BRIEF:
Looking through the data below, work out how many lines have the word "this". Reply with that number only.

DATASET CONTENT:
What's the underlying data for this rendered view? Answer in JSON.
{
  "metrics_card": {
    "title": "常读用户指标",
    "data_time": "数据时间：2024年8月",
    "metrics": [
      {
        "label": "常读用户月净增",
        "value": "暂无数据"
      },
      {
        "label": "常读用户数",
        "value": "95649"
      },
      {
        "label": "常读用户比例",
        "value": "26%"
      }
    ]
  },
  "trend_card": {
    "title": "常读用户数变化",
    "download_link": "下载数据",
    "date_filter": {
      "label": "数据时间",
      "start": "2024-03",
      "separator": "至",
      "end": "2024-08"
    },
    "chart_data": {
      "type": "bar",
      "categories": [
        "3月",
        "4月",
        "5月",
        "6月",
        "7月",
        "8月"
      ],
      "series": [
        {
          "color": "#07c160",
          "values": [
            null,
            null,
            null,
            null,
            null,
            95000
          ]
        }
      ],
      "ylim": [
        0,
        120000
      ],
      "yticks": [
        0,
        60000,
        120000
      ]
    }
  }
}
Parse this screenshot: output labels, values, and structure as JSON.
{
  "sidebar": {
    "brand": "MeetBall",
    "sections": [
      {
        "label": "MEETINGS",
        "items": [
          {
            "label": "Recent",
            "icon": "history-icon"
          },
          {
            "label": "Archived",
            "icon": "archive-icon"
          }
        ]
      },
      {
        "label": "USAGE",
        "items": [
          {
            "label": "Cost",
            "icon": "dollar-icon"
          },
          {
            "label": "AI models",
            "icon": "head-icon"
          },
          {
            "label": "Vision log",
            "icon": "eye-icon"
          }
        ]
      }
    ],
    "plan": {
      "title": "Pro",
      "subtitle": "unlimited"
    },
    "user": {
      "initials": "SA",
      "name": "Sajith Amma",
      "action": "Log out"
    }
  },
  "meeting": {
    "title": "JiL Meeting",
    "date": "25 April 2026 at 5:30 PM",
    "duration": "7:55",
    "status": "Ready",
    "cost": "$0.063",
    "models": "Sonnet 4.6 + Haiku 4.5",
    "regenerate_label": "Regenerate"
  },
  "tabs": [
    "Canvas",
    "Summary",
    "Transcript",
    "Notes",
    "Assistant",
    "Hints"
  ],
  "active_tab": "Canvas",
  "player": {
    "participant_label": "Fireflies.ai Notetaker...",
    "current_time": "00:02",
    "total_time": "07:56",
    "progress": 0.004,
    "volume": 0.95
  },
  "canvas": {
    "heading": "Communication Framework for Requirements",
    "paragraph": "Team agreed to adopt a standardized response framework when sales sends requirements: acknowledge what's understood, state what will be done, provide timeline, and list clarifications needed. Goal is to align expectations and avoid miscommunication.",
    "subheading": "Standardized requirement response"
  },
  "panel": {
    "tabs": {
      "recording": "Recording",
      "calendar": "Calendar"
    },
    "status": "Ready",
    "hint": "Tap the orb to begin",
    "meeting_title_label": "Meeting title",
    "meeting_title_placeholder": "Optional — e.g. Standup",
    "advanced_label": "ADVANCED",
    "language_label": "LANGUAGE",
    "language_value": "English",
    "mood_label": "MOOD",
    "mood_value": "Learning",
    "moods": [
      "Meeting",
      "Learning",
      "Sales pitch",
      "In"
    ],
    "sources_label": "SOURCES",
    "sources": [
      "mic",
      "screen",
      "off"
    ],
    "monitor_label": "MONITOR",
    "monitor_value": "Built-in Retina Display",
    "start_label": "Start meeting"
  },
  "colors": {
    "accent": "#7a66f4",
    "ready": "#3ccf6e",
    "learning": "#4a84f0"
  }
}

YOUR RESPONSE:
2